HOW TO COMPLETE THIS TASK
Search the records below for the word "Besuche" and show every line where it occurs.

Data about app and page elements:

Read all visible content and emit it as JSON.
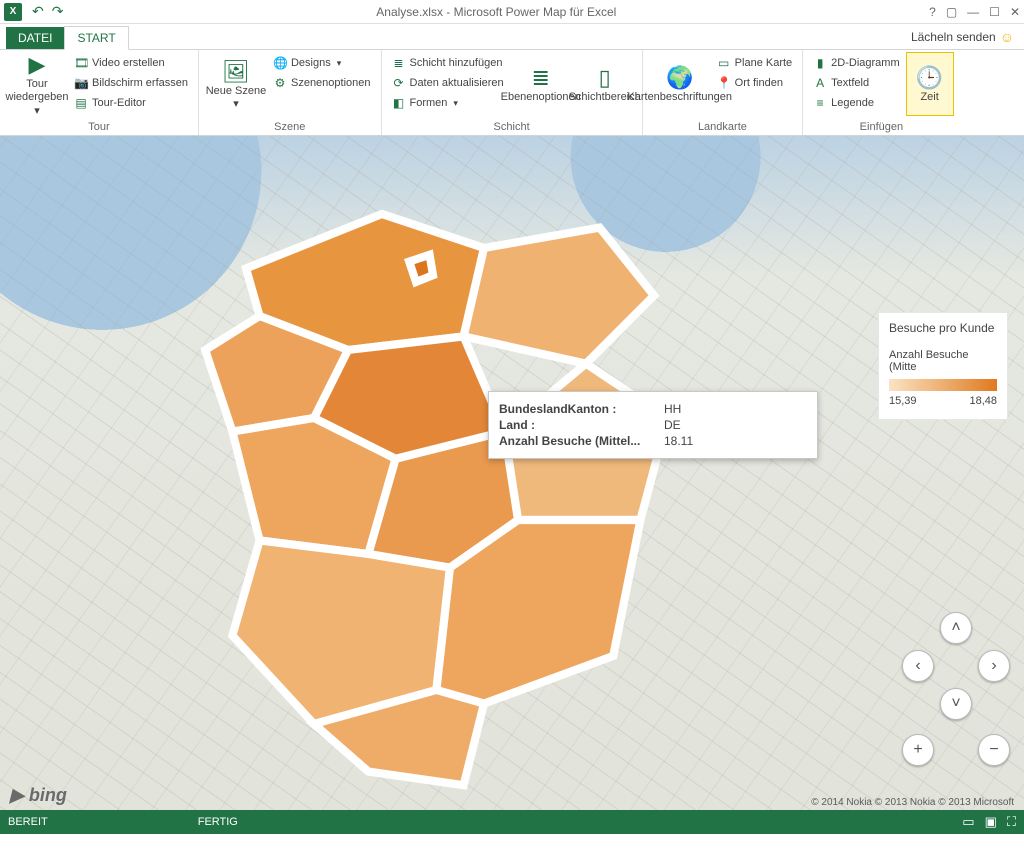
{
  "titlebar": {
    "title": "Analyse.xlsx - Microsoft Power Map für Excel"
  },
  "tabs": {
    "file": "DATEI",
    "start": "START",
    "feedback": "Lächeln senden"
  },
  "ribbon": {
    "tour": {
      "play": "Tour wiedergeben",
      "video": "Video erstellen",
      "screen": "Bildschirm erfassen",
      "editor": "Tour-Editor",
      "label": "Tour"
    },
    "scene": {
      "new": "Neue Szene",
      "designs": "Designs",
      "options": "Szenenoptionen",
      "label": "Szene"
    },
    "layer": {
      "add": "Schicht hinzufügen",
      "refresh": "Daten aktualisieren",
      "shapes": "Formen",
      "layeropts": "Ebenenoptionen",
      "layerpane": "Schichtbereich",
      "label": "Schicht"
    },
    "map": {
      "labels": "Kartenbeschriftungen",
      "flat": "Plane Karte",
      "find": "Ort finden",
      "label": "Landkarte"
    },
    "insert": {
      "chart": "2D-Diagramm",
      "text": "Textfeld",
      "legend": "Legende",
      "time": "Zeit",
      "label": "Einfügen"
    }
  },
  "tooltip": {
    "k1": "BundeslandKanton :",
    "v1": "HH",
    "k2": "Land :",
    "v2": "DE",
    "k3": "Anzahl Besuche (Mittel...",
    "v3": "18.11"
  },
  "legend": {
    "title": "Besuche pro Kunde",
    "measure": "Anzahl Besuche (Mitte",
    "min": "15,39",
    "max": "18,48"
  },
  "map": {
    "bing": "▶ bing",
    "credits": "© 2014 Nokia  © 2013 Nokia  © 2013 Microsoft"
  },
  "status": {
    "ready": "BEREIT",
    "done": "FERTIG"
  },
  "chart_data": {
    "type": "choropleth-map",
    "title": "Besuche pro Kunde",
    "measure": "Anzahl Besuche (Mittelwert)",
    "geography_level": "BundeslandKanton",
    "country": "DE",
    "value_range": [
      15.39,
      18.48
    ],
    "highlighted_region": {
      "BundeslandKanton": "HH",
      "Land": "DE",
      "value": 18.11
    }
  }
}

TASK RESULT
    "k3": "Anzahl Besuche (Mittel...",
    "title": "Besuche pro Kunde",
    "measure": "Anzahl Besuche (Mitte",
    "title": "Besuche pro Kunde",
    "measure": "Anzahl Besuche (Mittelwert)",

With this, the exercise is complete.